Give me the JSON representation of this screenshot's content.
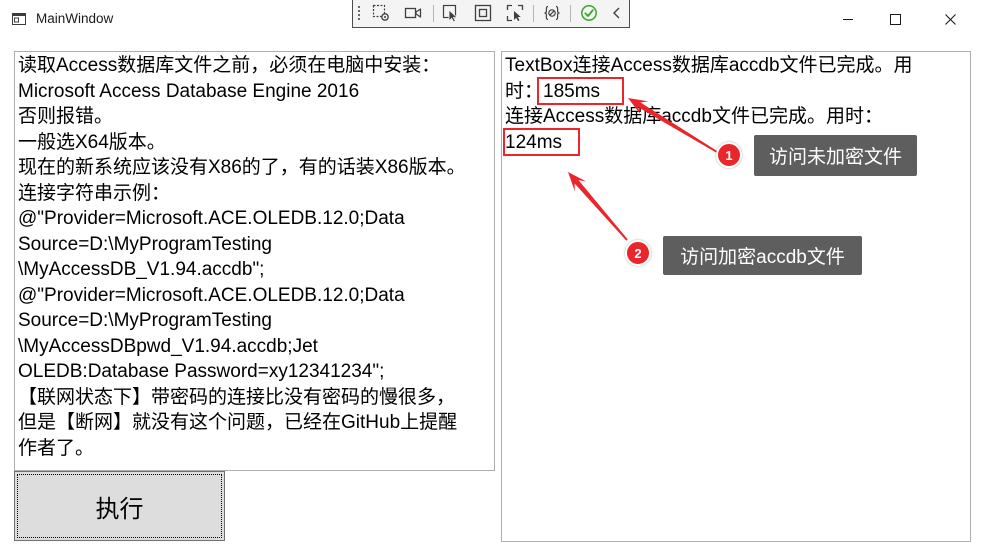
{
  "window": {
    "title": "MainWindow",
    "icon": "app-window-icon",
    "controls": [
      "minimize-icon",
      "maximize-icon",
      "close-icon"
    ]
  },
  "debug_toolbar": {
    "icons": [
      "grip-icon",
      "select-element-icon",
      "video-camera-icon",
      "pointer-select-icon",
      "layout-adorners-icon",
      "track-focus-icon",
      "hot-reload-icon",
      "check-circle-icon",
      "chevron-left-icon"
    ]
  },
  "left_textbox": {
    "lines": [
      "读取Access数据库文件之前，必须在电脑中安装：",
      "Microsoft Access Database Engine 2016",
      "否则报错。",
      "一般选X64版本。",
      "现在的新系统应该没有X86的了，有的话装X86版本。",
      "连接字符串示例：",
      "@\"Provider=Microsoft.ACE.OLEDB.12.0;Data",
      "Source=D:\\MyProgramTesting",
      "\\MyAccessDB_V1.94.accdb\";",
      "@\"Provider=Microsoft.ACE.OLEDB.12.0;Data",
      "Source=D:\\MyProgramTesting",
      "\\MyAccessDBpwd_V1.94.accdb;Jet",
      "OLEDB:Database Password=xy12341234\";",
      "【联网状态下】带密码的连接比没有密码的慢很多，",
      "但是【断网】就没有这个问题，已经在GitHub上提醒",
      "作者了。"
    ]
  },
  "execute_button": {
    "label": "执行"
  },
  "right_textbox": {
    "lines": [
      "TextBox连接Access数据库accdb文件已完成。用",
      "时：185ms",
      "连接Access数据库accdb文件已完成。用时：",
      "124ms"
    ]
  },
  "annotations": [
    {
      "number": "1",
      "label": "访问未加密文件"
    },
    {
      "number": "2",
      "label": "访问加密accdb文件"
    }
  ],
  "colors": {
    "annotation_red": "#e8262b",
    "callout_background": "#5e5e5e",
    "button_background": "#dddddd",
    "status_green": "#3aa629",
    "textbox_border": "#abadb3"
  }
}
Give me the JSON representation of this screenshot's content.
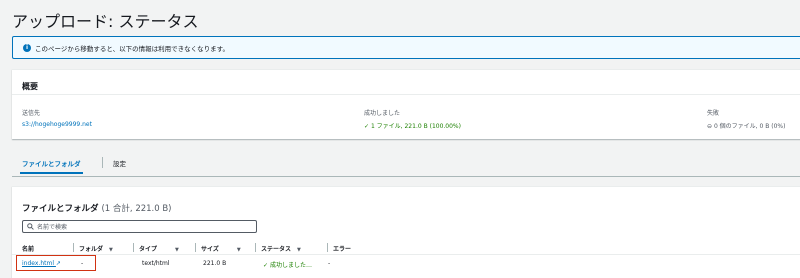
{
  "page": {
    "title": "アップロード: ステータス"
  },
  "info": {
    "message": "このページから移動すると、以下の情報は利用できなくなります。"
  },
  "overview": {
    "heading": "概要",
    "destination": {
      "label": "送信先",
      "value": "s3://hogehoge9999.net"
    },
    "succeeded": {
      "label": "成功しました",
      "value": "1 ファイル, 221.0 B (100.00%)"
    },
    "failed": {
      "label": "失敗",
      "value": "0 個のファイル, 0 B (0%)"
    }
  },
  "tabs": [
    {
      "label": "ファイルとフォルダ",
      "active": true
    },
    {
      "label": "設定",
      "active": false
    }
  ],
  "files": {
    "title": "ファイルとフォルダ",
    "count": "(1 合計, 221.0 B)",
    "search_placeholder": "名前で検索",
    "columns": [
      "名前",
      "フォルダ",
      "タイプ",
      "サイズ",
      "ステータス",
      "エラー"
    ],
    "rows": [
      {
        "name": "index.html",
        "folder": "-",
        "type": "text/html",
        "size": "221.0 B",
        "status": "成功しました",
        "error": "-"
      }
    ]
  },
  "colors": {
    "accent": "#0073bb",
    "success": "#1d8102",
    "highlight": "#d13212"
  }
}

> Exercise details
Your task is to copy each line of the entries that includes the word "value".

> Answer to this exercise
      "value": "s3://hogehoge9999.net"
      "value": "1 ファイル, 221.0 B (100.00%)"
      "value": "0 個のファイル, 0 B (0%)"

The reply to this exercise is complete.